Why would a white plastic button turn purple from an indigo dyebath?
Indirubin is one the most curious components of indigo. It is sometimes referred to as the “red” of indigo. Indirubin only occurs in natural indigo and you will not find it in a synthetically produced pigment. Indirubin is valued for its medicinal applications.
Some dyers have been successful at manipulating the extraction and pH of indigo in order to reveal the mysterious purple/red color of indirubin on a textile. I have no real experience with this process.
At one point I did learn how to analyze an indigo pigment in order to determine the presence of indirubin. If indirubin is present, it is an indicator that the pigment is made from plants and not synthetically produced. Natural indigo has varying amounts of indirubin.

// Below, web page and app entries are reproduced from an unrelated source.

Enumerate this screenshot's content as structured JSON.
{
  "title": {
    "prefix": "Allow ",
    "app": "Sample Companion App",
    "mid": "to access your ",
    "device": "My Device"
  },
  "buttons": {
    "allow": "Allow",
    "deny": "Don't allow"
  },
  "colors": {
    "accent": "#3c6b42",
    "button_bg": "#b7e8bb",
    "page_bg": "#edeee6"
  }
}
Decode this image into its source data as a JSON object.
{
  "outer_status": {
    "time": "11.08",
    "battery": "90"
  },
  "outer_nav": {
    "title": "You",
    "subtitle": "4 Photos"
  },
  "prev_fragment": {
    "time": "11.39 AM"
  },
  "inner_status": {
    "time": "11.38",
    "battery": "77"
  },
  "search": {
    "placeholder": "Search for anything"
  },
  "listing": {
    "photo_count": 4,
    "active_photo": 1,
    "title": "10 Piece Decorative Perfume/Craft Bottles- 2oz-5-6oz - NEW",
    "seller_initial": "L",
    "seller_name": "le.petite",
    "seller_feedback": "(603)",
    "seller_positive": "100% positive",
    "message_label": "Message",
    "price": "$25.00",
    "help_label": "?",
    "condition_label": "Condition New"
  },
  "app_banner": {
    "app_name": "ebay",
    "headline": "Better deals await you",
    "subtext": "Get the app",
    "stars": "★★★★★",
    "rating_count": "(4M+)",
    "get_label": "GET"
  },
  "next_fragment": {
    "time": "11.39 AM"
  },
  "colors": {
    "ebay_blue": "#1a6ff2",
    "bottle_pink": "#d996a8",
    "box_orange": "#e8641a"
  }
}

The process of analyzing uses solvents and chemicals so it is not something that I want to do on a regular basis.
I purchase all of my indigo pigment from Stony Creek Colors, as I know that their indigo comes from plants (and, consequently, contains plenty of indirubin).
Now that I maintain several large “active” indigo vats, I will occasionally dye a ready made garment. A white linen blouse is not a good choice for wearing apparel in the dye studio, but one that has been dyed a rich indigo blue is perfect.
After dyeing, just before the final rinse, I always boil an indigo dyed textile in order to remove any unattached dye. Cellulose is boiled vigorously with a small amount of neutral detergent for about 10 minutes. Wool and silk are brought to a near simmer and held at that temperature for the same amount of time.
Once I started using indigo from Stony Creek I noticed that the water from the final boil was always tinted a purple hue. I assumed this was the indirubin that was being rinsed from the textile. Interestingly, I observed that the purple color in the boil water is temporary, and will disappear as the bath cools.
Recently, I dyed some linen shirts that had plastic buttons. The buttons stayed white until the final boil. When the garment was removed from the boil bath, they had become purple. I have now learned that indirubin is less easily reduced and the undissolved indirubin will stain plastics and other petroleum derived materials. Some of the polyester threads used to sew the shirts are also tinted purple.
Summer Arrowood, the chemist at Stony Creek Colors, tells me that all the plastic vessels in her lab are dyed purple from the indirubin!
Will these buttons remain purple after multiple washings? I don’t know. There is always more to observe and learn from the natural dye process.